Though Qadri, seeming egoistical and at times somewhat maniacal in his attitude during his ‘long march,’ and most probably pushed to the fore by the usual anti-politician ‘establishment,’ did manage to demonstrate a rather refreshing angle in the already multi-angular politics of Pakistan.
Over the last decade, Pakistanis seem to be fatigued by not only the toothlessness of their elected representatives, especially in the face of a collapsing economy, deteriorating law and order situation and extremist violence; they now seem equally weary of the animated alarmists in politics, media and the establishment who always seem to be threatening bloody revolutions, and warnings about conspiracies of ‘anti-Pakistan/Islam’ forces and ‘nefarious designs of India and the US.’
In spite of the fact that Qadri launched his rhetoric against the country’s two main democratic parties, he was equally open in his condemnation of those Islamist terrorist outfits that have succeeded in scaring even the most animated and ‘revolutionary’ media personnel and leaders.
When cornered in this respect, these personalities at once launch into anti-US tirades that have now become a kind of self-parody of sorts.
Though Qadri ended his march by accepting negotiations with the same ruling coalition he had vowed to topple, his was perhaps one of the most spectacularly peaceful ‘revolts’ ever seen in a violent country like Pakistan.
Now the question is, was he really a stooge of the establishment? Someone propped up but failed to deliver?
I personally believe that he was. But his backers underestimated two vital facts:
1. The democratic parties are now willing to come together like never before in the face of a threat posed to the democratic system by the establishment.
2. The Sunni denomination that Qadri belongs to is neither jihadist nor revolutionary.
Or who knows, there might even be another possibility: With the way he in the end softened up with the members of the coalition, maybe it was Qadri who manipulated the establishment so he could return to the political arena with a bang … ?

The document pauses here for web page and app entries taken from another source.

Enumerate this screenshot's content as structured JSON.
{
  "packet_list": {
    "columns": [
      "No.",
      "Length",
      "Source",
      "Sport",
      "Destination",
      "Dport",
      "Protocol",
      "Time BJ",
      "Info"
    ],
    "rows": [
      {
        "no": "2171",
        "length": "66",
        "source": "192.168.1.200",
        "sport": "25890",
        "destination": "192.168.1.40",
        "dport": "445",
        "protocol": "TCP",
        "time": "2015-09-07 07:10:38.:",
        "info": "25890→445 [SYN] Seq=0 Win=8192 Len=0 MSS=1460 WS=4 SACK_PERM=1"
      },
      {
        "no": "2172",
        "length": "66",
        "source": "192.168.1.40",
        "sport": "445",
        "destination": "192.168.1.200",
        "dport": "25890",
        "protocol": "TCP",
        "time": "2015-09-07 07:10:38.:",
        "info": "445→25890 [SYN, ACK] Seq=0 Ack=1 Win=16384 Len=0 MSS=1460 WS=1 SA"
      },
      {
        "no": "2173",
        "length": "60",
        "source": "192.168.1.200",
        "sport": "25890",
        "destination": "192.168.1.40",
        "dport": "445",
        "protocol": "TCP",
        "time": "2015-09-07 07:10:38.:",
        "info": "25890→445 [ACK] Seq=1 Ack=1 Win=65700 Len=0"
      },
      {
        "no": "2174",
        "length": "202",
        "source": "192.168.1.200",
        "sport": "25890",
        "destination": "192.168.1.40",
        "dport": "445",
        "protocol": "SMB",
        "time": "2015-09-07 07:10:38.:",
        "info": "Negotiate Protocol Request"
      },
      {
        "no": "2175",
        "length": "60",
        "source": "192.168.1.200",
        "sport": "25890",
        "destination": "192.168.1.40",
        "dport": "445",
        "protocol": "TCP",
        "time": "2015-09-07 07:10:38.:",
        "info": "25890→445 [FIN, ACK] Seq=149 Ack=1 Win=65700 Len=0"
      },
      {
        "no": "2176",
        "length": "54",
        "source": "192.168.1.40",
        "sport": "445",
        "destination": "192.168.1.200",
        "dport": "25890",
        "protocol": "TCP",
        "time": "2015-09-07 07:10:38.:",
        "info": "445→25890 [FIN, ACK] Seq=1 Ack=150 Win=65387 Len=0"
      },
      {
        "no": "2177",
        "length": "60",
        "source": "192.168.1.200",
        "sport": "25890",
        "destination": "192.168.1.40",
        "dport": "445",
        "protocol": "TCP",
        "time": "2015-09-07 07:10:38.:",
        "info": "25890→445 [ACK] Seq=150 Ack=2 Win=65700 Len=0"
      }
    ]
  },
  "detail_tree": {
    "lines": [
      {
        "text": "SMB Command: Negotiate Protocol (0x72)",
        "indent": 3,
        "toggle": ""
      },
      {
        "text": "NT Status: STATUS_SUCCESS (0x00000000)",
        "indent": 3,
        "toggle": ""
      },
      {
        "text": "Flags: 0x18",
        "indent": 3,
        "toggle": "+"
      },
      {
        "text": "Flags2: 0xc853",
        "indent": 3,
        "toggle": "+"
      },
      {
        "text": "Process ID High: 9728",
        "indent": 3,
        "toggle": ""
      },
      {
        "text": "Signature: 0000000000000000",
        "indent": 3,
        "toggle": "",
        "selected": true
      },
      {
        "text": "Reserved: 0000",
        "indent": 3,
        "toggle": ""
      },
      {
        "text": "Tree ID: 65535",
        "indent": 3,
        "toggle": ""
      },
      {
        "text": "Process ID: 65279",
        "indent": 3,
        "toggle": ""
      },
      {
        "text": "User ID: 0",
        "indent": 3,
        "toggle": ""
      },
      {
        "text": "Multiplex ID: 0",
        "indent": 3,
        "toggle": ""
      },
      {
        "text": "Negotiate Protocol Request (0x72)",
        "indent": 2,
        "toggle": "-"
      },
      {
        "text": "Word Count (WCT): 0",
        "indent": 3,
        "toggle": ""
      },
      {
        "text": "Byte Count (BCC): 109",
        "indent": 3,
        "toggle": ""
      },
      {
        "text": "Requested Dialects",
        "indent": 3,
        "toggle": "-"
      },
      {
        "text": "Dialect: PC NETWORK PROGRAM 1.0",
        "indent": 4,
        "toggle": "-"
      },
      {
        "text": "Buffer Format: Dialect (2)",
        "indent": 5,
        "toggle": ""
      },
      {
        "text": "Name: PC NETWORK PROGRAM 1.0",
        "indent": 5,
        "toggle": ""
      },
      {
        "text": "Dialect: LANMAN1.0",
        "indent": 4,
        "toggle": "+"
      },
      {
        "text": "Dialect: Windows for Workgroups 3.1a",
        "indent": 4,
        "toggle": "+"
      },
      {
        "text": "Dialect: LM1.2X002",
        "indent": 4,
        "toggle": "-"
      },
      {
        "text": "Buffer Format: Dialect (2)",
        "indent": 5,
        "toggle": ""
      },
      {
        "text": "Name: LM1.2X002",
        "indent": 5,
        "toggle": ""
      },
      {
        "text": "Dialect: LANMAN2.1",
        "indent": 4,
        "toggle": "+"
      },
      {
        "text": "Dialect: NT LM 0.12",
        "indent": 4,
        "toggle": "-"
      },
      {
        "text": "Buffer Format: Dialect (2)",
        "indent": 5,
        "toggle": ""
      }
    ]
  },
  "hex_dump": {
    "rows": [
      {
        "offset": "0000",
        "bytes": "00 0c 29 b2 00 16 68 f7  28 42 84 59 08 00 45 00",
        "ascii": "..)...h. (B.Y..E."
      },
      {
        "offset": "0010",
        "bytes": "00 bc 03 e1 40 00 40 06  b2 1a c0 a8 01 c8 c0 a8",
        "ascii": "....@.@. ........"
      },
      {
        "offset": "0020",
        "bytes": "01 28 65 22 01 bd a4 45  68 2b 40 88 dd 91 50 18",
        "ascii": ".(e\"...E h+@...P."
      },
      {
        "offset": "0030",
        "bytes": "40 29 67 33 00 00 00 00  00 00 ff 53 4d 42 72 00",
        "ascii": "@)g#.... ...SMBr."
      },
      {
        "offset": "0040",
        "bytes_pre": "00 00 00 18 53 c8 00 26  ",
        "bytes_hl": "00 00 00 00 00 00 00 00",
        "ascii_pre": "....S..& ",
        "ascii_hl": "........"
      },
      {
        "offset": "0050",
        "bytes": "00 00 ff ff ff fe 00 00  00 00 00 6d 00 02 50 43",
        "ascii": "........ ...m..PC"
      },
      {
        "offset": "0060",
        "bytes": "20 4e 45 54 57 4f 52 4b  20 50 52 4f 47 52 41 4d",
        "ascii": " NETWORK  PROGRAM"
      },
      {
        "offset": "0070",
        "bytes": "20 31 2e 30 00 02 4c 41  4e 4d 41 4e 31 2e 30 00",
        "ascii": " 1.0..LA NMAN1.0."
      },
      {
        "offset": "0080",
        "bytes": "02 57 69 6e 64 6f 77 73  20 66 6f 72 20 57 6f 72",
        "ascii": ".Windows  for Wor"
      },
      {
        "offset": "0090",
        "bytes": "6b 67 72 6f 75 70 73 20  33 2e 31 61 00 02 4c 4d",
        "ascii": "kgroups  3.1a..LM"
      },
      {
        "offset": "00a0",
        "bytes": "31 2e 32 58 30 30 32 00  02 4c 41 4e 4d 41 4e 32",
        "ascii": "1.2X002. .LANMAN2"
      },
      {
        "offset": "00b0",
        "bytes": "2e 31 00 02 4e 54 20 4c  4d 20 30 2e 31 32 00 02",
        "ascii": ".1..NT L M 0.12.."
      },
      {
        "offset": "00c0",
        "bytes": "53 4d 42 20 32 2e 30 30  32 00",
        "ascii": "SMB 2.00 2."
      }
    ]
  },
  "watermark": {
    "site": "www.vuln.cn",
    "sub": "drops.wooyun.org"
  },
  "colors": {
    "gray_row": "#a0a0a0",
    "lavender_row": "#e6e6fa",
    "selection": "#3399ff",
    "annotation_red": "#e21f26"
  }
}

Nadeem F. Paracha is a cultural critic and senior columnist for Dawn Newspaper and Dawn.com
The views expressed by this blogger and in the following reader comments do not necessarily reflect the views and policies of the Dawn Media Group.